Although the circumstances are rare, with Mr Aly being based in Bahrain and outside of the reach of the court’s usual enforcement process, this case should be seen as a warning to those seeking to avoid their responsibilities on a breakdown of the marriage.

The Family Team at Greene & Greene have a wealth of experience in advising in relation to the financial aspects of divorce and separation.  All members of the team are trained Collaborative Lawyers.  Greene & Greene also offer a Family Mediation Service and the team has significant experience in drafting Nuptial Agreements.  For further information contact Melanie Pilmer on 01284 717 418 or melaniepilmer@greene-greene.com.  To find out more about Greene & Greene go to www.greene-greene.com and follow @greenegreenelaw.


Fool if you think it's over...

In 1981 Mr Vince and Miss Wyatt married. He was 20 and she was 22. Neither had any assets or income.

They separated in 1984 and Miss Wyatt claimed benefits. Mr Vince began living in an old ambulance. The divorce was finalised in 1992.

Mr Vince built a small wind turbine from recycled materials to generate electricity for his caravan. From this humble start he went on to establish Ecotricity – a company now worth many millions of pounds.

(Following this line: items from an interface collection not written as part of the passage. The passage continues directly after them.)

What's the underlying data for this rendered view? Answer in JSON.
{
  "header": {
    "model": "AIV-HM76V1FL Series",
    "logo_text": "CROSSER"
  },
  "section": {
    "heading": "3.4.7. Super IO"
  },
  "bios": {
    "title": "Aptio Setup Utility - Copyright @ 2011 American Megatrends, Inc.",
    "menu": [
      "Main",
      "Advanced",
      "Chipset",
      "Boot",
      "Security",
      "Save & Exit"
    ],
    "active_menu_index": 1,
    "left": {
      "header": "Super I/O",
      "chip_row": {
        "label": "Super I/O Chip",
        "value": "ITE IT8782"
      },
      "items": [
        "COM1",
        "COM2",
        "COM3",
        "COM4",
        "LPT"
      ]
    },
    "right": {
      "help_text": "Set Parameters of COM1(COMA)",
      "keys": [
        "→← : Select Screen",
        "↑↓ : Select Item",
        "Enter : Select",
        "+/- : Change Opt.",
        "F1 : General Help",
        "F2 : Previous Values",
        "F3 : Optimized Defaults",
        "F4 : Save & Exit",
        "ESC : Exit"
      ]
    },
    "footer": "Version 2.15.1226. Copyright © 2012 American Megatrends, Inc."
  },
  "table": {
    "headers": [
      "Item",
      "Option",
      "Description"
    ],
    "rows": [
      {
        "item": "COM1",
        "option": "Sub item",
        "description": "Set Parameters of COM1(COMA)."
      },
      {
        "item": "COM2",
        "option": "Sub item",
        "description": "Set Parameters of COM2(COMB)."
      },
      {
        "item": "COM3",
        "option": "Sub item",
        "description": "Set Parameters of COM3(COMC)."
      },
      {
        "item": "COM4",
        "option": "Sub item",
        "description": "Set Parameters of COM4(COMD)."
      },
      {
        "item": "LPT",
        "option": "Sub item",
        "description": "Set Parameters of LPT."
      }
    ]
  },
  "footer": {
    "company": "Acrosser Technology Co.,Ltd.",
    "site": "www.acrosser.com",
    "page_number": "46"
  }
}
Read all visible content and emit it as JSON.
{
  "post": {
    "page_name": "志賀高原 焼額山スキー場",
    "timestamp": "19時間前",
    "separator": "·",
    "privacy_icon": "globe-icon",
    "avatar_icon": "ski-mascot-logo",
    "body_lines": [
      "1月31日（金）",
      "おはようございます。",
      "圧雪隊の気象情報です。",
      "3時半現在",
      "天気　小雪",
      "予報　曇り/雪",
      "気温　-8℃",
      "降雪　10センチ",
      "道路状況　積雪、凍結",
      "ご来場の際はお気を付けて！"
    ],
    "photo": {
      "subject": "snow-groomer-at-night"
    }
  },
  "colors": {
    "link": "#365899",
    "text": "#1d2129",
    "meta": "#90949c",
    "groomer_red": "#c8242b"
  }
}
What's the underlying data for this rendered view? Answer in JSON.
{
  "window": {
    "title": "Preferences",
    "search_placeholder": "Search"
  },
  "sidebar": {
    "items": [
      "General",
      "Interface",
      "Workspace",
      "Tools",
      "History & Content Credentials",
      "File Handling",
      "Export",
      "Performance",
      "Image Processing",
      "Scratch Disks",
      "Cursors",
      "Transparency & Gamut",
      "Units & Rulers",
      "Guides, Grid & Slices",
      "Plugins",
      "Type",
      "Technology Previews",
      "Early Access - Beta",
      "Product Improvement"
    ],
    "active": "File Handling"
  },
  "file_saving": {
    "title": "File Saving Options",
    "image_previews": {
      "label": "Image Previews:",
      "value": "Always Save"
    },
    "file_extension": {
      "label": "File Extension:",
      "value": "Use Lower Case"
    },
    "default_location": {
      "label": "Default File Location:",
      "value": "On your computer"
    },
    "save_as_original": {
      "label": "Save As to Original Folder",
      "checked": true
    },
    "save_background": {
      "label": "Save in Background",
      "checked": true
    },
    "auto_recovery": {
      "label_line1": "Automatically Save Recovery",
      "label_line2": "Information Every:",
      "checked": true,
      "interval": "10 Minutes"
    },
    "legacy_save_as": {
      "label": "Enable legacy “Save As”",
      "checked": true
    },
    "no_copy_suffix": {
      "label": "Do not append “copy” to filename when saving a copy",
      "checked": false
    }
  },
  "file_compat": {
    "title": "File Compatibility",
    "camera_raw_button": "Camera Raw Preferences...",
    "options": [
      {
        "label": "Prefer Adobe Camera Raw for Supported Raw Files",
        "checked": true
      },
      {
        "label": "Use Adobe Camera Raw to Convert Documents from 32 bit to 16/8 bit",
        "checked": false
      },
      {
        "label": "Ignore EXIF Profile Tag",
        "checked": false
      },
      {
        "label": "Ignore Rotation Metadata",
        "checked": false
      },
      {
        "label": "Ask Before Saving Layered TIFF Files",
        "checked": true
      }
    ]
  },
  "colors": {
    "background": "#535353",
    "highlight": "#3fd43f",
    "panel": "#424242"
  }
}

Miss Wyatt made an application for financial support from Mr Vince in 2011. The court and solicitors’ files could not be located (having been lost or destroyed) and so it was unclear whether Miss Wyatt had made any claims for financial provision at the point of divorce or indeed whether those claims had been already dealt with or dismissed.

Mr Vince sought dismissal of Miss Wyatt’s application due to it having been a short marriage of around three years, because they had been separated for over two decades and because if Miss Wyatt had made a claim at the point of separation it would have been dismissed as there were no assets available for distribution.

The Court of Appeal allowed Mr Vince’s application to strike out Miss Wyatt’s claim saying in relation to Mr Vince: “He is not her insurer against life’s eventualities”. Miss Wyatt appealed.

The Supreme Court heard the case in December 2014 and judgment was handed down on 11th March 2015. Allowing Miss Wyatt’s appeal, the Supreme Court Justices said that she had “a real prospect of comparatively modest success” in respect of her financial claim, notwithstanding the passing of over 20 years since the divorce.

Mr Vince and Miss Wyatt have incurred legal costs of hundreds of thousands of pounds and the Supreme Court has indicated that whilst Miss Wyatt’s application “faces formidable difficulties” it is likely she will receive some provision from Mr Vince – possibly sufficient to securely house herself and three of her adult children.

All of this could have been avoided had the financial aspects of the divorce been properly dealt with at the time of the divorce by the parties entering into a clean break order.

For further advice on how to protect your assets following a relationship breakdown, please contact Melanie Pilmer, a solicitor in the Greene & Greene family team, on 01284 717418 or melaniepilmer@greene-greene.com. Follow us on Twitter @greenegreenelaw.